The draft strategic framework agreement between the US and Iraqi governments, dated March 7 and marked “secret” and “sensitive”, is intended to replace the existing UN mandate and authorises the US to “conduct military operations in Iraq and to detain individuals when necessary for imperative reasons of security” without time limit.

The authorisation is described as “temporary” and the agreement says the US “does not desire permanent bases or a permanent military presence in Iraq”. But the absence of a time limit or restrictions on the US and other coalition forces – including the British – in the country means it is likely to be strongly opposed in Iraq and the US.

Iraqi critics point out that the agreement contains no limits on numbers of US forces, the weapons they are able to deploy, their legal status or powers over Iraqi citizens, going far beyond long-term US security agreements with other countries. The agreement is intended to govern the status of the US military and other members of the multinational force.

[From Secret US plan for military future in Iraq | World news | The Guardian]

A Shiite Tikriti

Hannah has a great post about a very coquette (and courageous) Shia Tikriti woman:

How on earth, I asked her, does a Shiite Tikriti living under control of the Mahdi Army get away with dressing as she does when these days even Christian women have begun to cover their hair to deflect attention?

K replied that she is simply tired of the fundamentalists who now rule Iraq, both in the government and in the streets, both Shiite and Sunni. The Mahdi Army doesn’t mind if she drives, K said, but she has been warned by “concerned friends” about her exposed hair. Before the sectarian cleansing of her neighborhood, it was actually Sunni militants who were worse in their targeting of women, K said.

The threats got so numerous that one day she stopped caring. She went on about her daily routine, driving and dressing and praying as she wished, crediting only God with allowing her to survive each day.

“Remember when Zarqawi wrote that if you see a woman driving, kill her? Well, they might kill two or three to teach a lesson, but they can’t kill all the women,” K said casually, popping a pistachio candy in her mouth. She began to laugh triumphantly.

“And now what?” she asked. “Zarqawi is dead and I’m alive.

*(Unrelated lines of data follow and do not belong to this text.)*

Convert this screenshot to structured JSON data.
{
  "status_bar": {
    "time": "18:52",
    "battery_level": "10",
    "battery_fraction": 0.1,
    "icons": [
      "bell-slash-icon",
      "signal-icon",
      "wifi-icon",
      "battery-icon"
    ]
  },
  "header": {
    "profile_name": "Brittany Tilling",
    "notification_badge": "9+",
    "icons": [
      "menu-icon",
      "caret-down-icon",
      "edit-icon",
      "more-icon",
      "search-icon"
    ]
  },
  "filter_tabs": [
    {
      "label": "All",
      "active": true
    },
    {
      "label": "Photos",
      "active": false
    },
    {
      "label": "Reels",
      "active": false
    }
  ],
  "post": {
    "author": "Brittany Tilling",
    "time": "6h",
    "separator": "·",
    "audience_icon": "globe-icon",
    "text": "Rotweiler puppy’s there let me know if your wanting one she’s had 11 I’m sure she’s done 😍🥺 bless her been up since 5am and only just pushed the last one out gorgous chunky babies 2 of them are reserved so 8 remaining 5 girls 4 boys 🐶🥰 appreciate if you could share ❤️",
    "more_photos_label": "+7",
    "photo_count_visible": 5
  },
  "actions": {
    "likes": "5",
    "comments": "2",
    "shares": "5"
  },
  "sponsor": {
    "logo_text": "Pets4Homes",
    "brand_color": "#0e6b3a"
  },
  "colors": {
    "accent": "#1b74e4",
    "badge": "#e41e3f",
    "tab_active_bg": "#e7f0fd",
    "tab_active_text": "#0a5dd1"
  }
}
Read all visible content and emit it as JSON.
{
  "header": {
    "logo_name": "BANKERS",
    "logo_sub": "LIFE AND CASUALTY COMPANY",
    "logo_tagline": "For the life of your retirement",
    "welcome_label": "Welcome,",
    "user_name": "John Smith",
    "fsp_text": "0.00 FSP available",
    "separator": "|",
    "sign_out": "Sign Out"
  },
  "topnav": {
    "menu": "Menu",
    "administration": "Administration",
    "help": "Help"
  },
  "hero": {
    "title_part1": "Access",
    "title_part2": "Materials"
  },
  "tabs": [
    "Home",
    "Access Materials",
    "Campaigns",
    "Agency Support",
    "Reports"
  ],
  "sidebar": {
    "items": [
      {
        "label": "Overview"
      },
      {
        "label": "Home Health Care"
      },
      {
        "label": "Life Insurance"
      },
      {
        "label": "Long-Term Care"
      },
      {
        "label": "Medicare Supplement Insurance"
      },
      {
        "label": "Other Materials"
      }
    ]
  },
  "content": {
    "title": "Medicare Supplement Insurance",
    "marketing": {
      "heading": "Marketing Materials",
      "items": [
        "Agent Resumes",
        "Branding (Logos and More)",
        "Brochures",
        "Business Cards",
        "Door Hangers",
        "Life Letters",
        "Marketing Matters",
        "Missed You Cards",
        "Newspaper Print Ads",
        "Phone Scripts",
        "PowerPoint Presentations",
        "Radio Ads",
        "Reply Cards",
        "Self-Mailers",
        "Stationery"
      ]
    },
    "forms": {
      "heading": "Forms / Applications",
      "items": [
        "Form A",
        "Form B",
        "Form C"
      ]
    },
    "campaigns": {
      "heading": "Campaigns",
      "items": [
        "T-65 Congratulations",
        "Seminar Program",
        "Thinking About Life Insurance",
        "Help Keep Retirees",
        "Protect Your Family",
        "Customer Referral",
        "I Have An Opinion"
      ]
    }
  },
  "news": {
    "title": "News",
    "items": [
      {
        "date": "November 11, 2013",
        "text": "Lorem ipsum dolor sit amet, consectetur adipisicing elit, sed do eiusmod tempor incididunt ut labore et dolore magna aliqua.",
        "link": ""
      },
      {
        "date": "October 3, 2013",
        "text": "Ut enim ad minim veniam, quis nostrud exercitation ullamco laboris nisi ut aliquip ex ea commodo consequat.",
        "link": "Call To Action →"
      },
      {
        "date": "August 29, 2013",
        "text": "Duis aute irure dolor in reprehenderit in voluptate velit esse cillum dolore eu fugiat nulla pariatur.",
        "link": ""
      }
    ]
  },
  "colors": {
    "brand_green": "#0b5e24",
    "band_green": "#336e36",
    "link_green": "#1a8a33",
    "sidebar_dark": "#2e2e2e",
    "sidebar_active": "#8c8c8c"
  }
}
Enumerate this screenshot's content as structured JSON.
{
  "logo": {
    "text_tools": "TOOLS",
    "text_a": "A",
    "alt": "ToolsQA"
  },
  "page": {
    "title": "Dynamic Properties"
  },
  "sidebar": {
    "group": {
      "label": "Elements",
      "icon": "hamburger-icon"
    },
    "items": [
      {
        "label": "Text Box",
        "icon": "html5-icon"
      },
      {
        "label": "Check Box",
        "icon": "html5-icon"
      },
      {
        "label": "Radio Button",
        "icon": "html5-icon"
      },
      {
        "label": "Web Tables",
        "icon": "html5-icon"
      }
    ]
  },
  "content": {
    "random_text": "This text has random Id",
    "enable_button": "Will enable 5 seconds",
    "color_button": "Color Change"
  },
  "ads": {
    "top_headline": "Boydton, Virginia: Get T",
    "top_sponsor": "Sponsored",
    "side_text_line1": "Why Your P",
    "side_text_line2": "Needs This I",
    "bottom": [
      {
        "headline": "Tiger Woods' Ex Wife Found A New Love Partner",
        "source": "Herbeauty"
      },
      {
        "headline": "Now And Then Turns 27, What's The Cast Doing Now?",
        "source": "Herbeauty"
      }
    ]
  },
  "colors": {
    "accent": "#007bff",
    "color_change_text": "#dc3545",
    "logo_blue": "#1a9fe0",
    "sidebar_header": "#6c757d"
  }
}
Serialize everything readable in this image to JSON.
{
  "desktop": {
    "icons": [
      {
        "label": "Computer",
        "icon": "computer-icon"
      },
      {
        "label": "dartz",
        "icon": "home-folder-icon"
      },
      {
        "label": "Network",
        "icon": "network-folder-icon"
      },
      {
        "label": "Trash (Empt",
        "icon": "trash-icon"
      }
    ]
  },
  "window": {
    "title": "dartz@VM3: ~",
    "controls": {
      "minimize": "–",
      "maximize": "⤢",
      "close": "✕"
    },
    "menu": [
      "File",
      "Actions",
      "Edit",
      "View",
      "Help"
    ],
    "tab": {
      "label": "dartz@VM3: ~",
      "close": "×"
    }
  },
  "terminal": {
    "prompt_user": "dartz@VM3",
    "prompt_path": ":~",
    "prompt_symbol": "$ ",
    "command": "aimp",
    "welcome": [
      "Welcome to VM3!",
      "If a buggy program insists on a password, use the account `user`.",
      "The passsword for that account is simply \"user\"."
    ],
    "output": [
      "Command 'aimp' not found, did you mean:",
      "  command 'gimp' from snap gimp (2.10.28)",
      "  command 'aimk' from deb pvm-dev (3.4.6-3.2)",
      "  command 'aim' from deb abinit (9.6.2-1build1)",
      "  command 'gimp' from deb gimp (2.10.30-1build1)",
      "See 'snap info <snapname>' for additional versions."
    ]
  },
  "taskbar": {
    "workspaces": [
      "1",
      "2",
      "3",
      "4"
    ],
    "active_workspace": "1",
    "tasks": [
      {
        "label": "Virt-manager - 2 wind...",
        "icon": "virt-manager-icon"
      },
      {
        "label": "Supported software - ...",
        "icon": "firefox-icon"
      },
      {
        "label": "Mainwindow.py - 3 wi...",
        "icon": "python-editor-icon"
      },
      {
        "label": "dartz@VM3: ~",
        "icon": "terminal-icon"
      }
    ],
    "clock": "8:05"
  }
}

I’m still here.”

Iraqi Voices in Cairo

Iraqi Voices in Cairo is a collection of accounts of Iraq refugees’ lives in Egypt, where over 150,000 reside with few opportunities to remake their lives:

Approximately 150,000 refugees from Iraq are trapped in Cairo, Egypt, with little hope of integration and no home to return to. We are an association of reporters and researchers working together with the Iraqi community of Cairo to bring world attention to this unaddressed humanitarian crisis.

Check it out.